START Given data
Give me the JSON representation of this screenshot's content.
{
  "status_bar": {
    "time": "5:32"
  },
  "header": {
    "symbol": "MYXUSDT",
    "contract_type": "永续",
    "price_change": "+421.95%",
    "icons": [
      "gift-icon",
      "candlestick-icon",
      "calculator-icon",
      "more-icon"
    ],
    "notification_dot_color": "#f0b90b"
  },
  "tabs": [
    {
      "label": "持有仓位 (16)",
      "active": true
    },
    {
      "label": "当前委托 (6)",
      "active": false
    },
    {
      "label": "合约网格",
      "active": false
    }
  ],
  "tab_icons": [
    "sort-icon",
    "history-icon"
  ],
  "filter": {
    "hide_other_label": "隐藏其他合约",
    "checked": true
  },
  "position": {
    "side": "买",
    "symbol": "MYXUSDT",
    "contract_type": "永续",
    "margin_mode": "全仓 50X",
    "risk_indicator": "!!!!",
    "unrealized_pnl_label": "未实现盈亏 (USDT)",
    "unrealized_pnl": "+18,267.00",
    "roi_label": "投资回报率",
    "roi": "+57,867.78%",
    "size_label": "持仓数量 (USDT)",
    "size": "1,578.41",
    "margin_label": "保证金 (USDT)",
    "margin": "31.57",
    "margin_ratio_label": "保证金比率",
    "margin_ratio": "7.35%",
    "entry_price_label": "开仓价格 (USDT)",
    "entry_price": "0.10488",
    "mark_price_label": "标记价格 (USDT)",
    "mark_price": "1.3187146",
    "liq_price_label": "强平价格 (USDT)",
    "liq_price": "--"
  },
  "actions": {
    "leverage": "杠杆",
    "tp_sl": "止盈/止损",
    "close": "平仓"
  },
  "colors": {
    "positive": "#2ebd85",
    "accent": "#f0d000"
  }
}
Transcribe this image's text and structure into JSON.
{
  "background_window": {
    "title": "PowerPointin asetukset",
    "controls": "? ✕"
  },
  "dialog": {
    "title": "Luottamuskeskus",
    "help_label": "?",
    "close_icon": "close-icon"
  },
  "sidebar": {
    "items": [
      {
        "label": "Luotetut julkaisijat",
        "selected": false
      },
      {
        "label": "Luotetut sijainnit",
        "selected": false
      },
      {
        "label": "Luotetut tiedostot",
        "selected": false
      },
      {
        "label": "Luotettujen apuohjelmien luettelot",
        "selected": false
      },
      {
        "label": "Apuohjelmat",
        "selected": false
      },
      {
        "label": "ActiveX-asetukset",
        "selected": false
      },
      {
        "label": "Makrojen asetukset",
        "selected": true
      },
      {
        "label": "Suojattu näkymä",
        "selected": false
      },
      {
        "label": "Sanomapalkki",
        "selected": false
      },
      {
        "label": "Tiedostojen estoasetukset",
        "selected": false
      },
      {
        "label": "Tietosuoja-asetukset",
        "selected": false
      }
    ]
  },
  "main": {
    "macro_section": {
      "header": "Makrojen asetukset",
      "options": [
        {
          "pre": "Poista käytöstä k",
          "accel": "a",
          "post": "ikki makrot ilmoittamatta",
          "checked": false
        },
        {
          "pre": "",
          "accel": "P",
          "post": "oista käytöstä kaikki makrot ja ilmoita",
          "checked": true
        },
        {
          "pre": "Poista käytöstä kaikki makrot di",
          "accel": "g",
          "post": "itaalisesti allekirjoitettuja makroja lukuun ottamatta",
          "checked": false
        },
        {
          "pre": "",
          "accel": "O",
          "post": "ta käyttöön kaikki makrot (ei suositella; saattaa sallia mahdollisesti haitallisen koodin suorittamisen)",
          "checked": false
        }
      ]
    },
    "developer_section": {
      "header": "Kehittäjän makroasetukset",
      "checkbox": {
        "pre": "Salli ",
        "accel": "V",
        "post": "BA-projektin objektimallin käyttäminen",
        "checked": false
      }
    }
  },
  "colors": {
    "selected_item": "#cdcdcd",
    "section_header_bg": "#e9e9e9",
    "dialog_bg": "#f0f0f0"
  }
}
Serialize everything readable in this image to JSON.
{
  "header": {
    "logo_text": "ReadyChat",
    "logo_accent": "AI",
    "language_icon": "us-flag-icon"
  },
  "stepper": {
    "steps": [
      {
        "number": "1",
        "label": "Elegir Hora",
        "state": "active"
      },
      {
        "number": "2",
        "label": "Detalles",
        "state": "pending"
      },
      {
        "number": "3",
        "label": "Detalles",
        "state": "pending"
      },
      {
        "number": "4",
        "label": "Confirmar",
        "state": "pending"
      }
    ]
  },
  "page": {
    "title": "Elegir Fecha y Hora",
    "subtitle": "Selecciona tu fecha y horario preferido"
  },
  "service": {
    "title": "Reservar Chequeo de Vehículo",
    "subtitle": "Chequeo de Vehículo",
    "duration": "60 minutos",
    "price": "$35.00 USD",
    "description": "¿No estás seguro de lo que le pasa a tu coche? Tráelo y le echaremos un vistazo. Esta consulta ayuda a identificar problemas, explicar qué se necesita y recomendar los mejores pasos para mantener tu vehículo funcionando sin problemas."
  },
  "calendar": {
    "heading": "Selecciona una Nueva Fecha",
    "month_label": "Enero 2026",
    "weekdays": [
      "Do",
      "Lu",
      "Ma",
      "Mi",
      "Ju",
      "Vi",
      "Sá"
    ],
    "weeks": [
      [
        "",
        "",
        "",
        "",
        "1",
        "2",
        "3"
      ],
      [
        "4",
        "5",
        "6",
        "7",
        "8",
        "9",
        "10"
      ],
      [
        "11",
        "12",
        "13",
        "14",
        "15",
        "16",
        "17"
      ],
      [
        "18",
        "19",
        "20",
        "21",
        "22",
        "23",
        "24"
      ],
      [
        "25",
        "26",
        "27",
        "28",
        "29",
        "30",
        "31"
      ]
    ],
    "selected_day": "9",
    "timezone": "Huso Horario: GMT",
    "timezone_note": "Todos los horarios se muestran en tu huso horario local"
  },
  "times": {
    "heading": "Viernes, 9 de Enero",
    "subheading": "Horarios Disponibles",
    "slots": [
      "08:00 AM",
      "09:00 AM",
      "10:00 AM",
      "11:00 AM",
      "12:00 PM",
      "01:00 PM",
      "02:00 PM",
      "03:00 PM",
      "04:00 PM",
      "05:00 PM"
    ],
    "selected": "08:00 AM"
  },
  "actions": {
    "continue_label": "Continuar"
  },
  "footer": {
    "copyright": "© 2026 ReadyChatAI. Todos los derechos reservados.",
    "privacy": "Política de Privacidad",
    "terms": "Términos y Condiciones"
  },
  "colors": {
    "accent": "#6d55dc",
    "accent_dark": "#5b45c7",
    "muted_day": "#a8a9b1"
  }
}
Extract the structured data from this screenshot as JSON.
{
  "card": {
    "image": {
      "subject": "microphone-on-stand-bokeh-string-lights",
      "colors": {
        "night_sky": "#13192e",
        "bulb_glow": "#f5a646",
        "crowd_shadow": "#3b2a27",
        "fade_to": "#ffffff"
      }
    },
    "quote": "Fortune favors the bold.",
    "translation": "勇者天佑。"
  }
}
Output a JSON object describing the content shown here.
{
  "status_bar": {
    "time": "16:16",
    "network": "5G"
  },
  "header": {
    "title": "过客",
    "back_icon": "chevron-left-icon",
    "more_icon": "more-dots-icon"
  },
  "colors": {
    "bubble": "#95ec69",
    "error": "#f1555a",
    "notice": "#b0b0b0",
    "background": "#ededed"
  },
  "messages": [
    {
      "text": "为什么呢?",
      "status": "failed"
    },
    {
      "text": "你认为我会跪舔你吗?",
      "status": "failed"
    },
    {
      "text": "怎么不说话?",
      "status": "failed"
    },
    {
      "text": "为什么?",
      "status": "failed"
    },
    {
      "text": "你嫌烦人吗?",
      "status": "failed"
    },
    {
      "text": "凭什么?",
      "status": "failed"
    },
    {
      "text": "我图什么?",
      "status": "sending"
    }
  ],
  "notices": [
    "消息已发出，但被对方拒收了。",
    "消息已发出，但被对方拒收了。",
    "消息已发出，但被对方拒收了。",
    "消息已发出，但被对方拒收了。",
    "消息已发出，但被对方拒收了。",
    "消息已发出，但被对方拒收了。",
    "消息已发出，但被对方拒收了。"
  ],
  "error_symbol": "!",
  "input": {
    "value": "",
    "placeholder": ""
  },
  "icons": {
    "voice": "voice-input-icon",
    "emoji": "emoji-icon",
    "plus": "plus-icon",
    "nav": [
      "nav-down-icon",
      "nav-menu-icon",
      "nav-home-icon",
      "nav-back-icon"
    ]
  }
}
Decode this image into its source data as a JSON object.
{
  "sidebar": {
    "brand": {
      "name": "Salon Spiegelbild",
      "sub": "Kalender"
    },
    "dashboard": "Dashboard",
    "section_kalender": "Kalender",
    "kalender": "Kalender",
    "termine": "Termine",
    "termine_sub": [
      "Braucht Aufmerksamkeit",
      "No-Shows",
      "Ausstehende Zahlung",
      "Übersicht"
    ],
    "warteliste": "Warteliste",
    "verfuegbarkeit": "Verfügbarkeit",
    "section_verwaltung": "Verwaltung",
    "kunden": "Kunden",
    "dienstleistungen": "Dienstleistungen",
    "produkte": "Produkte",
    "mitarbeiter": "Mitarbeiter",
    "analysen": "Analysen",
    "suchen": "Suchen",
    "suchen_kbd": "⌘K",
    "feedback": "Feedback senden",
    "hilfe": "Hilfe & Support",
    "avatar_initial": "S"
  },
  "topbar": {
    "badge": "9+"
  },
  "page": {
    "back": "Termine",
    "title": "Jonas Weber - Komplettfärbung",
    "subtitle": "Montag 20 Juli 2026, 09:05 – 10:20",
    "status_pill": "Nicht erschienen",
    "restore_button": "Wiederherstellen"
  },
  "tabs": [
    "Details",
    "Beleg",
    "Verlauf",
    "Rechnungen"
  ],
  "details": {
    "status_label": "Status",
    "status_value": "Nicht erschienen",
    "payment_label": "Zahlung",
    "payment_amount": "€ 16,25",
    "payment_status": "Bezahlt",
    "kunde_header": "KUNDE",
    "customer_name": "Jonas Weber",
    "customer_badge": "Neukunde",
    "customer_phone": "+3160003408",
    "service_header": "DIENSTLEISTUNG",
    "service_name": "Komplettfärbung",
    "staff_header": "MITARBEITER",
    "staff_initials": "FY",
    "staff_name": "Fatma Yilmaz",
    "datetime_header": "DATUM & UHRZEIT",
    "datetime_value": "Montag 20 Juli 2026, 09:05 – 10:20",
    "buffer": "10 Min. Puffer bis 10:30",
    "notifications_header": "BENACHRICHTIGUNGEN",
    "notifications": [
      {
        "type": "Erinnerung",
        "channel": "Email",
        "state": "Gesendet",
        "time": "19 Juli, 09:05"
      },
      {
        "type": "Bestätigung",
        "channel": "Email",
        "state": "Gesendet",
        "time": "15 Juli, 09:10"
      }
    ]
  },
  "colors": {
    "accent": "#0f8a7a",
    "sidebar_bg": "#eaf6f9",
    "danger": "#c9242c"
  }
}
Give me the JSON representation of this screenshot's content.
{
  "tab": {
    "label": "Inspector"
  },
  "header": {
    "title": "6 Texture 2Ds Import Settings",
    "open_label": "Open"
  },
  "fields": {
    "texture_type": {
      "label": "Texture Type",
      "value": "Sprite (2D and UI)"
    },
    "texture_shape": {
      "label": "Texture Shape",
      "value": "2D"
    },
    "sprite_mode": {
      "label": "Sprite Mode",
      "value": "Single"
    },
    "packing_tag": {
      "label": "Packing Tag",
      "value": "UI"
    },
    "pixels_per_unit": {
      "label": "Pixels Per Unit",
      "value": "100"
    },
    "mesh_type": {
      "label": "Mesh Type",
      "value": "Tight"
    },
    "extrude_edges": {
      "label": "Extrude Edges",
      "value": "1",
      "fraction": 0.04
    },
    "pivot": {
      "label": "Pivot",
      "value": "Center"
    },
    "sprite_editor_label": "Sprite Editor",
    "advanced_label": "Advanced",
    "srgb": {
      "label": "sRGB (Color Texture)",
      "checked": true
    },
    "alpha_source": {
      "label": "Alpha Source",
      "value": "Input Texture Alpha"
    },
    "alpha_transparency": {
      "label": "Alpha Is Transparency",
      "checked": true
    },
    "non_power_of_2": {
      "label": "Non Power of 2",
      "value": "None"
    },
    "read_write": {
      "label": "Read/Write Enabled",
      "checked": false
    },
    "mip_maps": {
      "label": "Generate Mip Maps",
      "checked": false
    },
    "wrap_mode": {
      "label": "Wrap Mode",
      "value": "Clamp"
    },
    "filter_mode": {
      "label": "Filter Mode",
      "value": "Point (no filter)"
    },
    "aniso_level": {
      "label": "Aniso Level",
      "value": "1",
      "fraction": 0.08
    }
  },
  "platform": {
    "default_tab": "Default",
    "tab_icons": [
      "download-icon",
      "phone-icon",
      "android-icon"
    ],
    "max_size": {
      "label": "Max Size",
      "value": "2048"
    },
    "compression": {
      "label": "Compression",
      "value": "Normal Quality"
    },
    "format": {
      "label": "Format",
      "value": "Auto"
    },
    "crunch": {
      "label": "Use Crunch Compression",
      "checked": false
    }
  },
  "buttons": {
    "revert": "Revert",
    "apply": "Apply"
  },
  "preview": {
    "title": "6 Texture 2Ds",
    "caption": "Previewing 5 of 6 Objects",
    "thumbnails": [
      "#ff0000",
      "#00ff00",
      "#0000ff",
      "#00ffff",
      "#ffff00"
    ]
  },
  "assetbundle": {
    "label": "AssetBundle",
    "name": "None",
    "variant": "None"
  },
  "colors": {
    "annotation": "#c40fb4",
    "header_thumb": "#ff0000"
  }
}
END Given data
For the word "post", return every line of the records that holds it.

          "post": "ikki makrot ilmoittamatta",
          "post": "oista käytöstä kaikki makrot ja ilmoita",
          "post": "itaalisesti allekirjoitettuja makroja lukuun ottamatta",
          "post": "ta käyttöön kaikki makrot (ei suositella; saattaa sallia mahdollisesti haitallisen koodin suorittamisen)",
        "post": "BA-projektin objektimallin käyttäminen",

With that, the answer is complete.